## Your goal
Print the data that follows exactly.

## Material shown
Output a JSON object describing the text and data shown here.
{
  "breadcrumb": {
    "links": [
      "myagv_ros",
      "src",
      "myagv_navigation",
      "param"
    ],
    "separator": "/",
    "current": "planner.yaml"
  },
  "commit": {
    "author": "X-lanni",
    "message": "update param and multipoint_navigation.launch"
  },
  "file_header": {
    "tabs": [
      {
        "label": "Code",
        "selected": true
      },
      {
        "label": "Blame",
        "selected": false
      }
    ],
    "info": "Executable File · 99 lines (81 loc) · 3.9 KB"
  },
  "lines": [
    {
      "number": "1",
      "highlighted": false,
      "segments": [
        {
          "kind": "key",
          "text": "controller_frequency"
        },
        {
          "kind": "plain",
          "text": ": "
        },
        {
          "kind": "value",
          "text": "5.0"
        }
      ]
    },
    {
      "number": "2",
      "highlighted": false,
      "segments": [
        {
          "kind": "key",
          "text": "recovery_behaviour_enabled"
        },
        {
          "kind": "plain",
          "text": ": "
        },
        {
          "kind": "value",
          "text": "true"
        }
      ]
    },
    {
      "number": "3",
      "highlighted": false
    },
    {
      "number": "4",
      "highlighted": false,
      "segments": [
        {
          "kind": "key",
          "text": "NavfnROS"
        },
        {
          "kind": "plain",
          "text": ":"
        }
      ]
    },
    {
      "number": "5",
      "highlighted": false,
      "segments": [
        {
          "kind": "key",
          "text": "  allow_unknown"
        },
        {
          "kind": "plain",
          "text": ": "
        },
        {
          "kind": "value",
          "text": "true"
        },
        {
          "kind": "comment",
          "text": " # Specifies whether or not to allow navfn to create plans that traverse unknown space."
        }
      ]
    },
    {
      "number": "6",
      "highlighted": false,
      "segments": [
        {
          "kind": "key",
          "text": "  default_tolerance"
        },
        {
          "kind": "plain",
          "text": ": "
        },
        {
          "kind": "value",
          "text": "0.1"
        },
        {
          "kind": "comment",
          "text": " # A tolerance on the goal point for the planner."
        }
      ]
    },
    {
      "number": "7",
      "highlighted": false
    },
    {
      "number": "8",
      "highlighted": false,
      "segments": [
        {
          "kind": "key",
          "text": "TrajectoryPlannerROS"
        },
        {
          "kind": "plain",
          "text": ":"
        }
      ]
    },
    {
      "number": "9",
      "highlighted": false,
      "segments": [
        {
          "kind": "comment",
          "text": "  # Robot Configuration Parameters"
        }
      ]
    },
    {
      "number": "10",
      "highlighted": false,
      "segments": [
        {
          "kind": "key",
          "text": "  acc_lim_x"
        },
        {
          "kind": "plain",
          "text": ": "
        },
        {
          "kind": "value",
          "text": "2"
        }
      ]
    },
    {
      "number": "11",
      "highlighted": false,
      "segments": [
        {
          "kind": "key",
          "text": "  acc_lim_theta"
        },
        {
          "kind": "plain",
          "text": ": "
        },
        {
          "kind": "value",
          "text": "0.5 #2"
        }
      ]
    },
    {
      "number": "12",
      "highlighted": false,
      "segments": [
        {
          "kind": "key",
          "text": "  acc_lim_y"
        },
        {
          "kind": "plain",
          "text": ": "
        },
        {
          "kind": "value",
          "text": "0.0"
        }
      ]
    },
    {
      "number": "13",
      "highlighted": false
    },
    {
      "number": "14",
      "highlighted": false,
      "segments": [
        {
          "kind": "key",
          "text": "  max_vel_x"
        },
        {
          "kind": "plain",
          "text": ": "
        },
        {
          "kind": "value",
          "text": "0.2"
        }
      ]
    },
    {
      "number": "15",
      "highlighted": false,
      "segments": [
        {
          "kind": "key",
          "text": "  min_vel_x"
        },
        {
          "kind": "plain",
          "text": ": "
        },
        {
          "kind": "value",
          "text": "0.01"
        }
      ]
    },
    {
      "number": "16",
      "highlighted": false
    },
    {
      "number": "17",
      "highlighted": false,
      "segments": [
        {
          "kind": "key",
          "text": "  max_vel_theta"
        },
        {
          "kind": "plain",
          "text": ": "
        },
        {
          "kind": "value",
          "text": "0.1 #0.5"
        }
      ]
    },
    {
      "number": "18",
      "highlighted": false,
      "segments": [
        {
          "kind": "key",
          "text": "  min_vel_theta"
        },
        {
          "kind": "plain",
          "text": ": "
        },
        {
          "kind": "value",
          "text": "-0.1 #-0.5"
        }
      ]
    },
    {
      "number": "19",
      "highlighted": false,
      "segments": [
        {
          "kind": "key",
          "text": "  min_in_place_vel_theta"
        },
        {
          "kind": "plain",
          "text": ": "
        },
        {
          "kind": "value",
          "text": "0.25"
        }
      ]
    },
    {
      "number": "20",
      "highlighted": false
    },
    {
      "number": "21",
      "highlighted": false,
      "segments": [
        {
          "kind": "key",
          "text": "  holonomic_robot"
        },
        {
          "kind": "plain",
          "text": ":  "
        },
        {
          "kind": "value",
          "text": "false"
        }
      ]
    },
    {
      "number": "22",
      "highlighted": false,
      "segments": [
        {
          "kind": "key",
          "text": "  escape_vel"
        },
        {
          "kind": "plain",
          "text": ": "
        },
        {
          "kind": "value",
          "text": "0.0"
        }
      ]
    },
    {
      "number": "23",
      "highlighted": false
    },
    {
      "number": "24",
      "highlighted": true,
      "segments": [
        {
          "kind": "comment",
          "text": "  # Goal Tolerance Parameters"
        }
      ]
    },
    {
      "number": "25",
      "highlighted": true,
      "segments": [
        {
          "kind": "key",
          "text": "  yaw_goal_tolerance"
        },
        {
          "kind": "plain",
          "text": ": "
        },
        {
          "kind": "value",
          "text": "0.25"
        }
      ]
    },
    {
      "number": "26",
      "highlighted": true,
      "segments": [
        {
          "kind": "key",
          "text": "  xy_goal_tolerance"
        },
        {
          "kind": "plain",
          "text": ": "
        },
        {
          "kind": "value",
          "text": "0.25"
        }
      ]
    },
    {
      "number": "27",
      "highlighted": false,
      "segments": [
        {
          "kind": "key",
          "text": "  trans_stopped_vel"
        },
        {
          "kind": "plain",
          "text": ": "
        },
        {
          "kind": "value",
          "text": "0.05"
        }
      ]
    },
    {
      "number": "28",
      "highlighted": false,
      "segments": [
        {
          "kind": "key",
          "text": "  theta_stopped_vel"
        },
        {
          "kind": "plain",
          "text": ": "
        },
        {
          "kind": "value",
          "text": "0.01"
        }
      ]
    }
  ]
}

## Solution
Output a JSON object describing the text and data shown here.
{
  "breadcrumb": {
    "links": [
      "myagv_ros",
      "src",
      "myagv_navigation",
      "param"
    ],
    "separator": "/",
    "current": "planner.yaml"
  },
  "commit": {
    "author": "X-lanni",
    "message": "update param and multipoint_navigation.launch"
  },
  "file_header": {
    "tabs": [
      {
        "label": "Code",
        "selected": true
      },
      {
        "label": "Blame",
        "selected": false
      }
    ],
    "info": "Executable File · 99 lines (81 loc) · 3.9 KB"
  },
  "lines": [
    {
      "number": "1",
      "highlighted": false,
      "segments": [
        {
          "kind": "key",
          "text": "controller_frequency"
        },
        {
          "kind": "plain",
          "text": ": "
        },
        {
          "kind": "value",
          "text": "5.0"
        }
      ]
    },
    {
      "number": "2",
      "highlighted": false,
      "segments": [
        {
          "kind": "key",
          "text": "recovery_behaviour_enabled"
        },
        {
          "kind": "plain",
          "text": ": "
        },
        {
          "kind": "value",
          "text": "true"
        }
      ]
    },
    {
      "number": "3",
      "highlighted": false
    },
    {
      "number": "4",
      "highlighted": false,
      "segments": [
        {
          "kind": "key",
          "text": "NavfnROS"
        },
        {
          "kind": "plain",
          "text": ":"
        }
      ]
    },
    {
      "number": "5",
      "highlighted": false,
      "segments": [
        {
          "kind": "key",
          "text": "  allow_unknown"
        },
        {
          "kind": "plain",
          "text": ": "
        },
        {
          "kind": "value",
          "text": "true"
        },
        {
          "kind": "comment",
          "text": " # Specifies whether or not to allow navfn to create plans that traverse unknown space."
        }
      ]
    },
    {
      "number": "6",
      "highlighted": false,
      "segments": [
        {
          "kind": "key",
          "text": "  default_tolerance"
        },
        {
          "kind": "plain",
          "text": ": "
        },
        {
          "kind": "value",
          "text": "0.1"
        },
        {
          "kind": "comment",
          "text": " # A tolerance on the goal point for the planner."
        }
      ]
    },
    {
      "number": "7",
      "highlighted": false
    },
    {
      "number": "8",
      "highlighted": false,
      "segments": [
        {
          "kind": "key",
          "text": "TrajectoryPlannerROS"
        },
        {
          "kind": "plain",
          "text": ":"
        }
      ]
    },
    {
      "number": "9",
      "highlighted": false,
      "segments": [
        {
          "kind": "comment",
          "text": "  # Robot Configuration Parameters"
        }
      ]
    },
    {
      "number": "10",
      "highlighted": false,
      "segments": [
        {
          "kind": "key",
          "text": "  acc_lim_x"
        },
        {
          "kind": "plain",
          "text": ": "
        },
        {
          "kind": "value",
          "text": "2"
        }
      ]
    },
    {
      "number": "11",
      "highlighted": false,
      "segments": [
        {
          "kind": "key",
          "text": "  acc_lim_theta"
        },
        {
          "kind": "plain",
          "text": ": "
        },
        {
          "kind": "value",
          "text": "0.5 #2"
        }
      ]
    },
    {
      "number": "12",
      "highlighted": false,
      "segments": [
        {
          "kind": "key",
          "text": "  acc_lim_y"
        },
        {
          "kind": "plain",
          "text": ": "
        },
        {
          "kind": "value",
          "text": "0.0"
        }
      ]
    },
    {
      "number": "13",
      "highlighted": false
    },
    {
      "number": "14",
      "highlighted": false,
      "segments": [
        {
          "kind": "key",
          "text": "  max_vel_x"
        },
        {
          "kind": "plain",
          "text": ": "
        },
        {
          "kind": "value",
          "text": "0.2"
        }
      ]
    },
    {
      "number": "15",
      "highlighted": false,
      "segments": [
        {
          "kind": "key",
          "text": "  min_vel_x"
        },
        {
          "kind": "plain",
          "text": ": "
        },
        {
          "kind": "value",
          "text": "0.01"
        }
      ]
    },
    {
      "number": "16",
      "highlighted": false
    },
    {
      "number": "17",
      "highlighted": false,
      "segments": [
        {
          "kind": "key",
          "text": "  max_vel_theta"
        },
        {
          "kind": "plain",
          "text": ": "
        },
        {
          "kind": "value",
          "text": "0.1 #0.5"
        }
      ]
    },
    {
      "number": "18",
      "highlighted": false,
      "segments": [
        {
          "kind": "key",
          "text": "  min_vel_theta"
        },
        {
          "kind": "plain",
          "text": ": "
        },
        {
          "kind": "value",
          "text": "-0.1 #-0.5"
        }
      ]
    },
    {
      "number": "19",
      "highlighted": false,
      "segments": [
        {
          "kind": "key",
          "text": "  min_in_place_vel_theta"
        },
        {
          "kind": "plain",
          "text": ": "
        },
        {
          "kind": "value",
          "text": "0.25"
        }
      ]
    },
    {
      "number": "20",
      "highlighted": false
    },
    {
      "number": "21",
      "highlighted": false,
      "segments": [
        {
          "kind": "key",
          "text": "  holonomic_robot"
        },
        {
          "kind": "plain",
          "text": ":  "
        },
        {
          "kind": "value",
          "text": "false"
        }
      ]
    },
    {
      "number": "22",
      "highlighted": false,
      "segments": [
        {
          "kind": "key",
          "text": "  escape_vel"
        },
        {
          "kind": "plain",
          "text": ": "
        },
        {
          "kind": "value",
          "text": "0.0"
        }
      ]
    },
    {
      "number": "23",
      "highlighted": false
    },
    {
      "number": "24",
      "highlighted": true,
      "segments": [
        {
          "kind": "comment",
          "text": "  # Goal Tolerance Parameters"
        }
      ]
    },
    {
      "number": "25",
      "highlighted": true,
      "segments": [
        {
          "kind": "key",
          "text": "  yaw_goal_tolerance"
        },
        {
          "kind": "plain",
          "text": ": "
        },
        {
          "kind": "value",
          "text": "0.25"
        }
      ]
    },
    {
      "number": "26",
      "highlighted": true,
      "segments": [
        {
          "kind": "key",
          "text": "  xy_goal_tolerance"
        },
        {
          "kind": "plain",
          "text": ": "
        },
        {
          "kind": "value",
          "text": "0.25"
        }
      ]
    },
    {
      "number": "27",
      "highlighted": false,
      "segments": [
        {
          "kind": "key",
          "text": "  trans_stopped_vel"
        },
        {
          "kind": "plain",
          "text": ": "
        },
        {
          "kind": "value",
          "text": "0.05"
        }
      ]
    },
    {
      "number": "28",
      "highlighted": false,
      "segments": [
        {
          "kind": "key",
          "text": "  theta_stopped_vel"
        },
        {
          "kind": "plain",
          "text": ": "
        },
        {
          "kind": "value",
          "text": "0.01"
        }
      ]
    }
  ]
}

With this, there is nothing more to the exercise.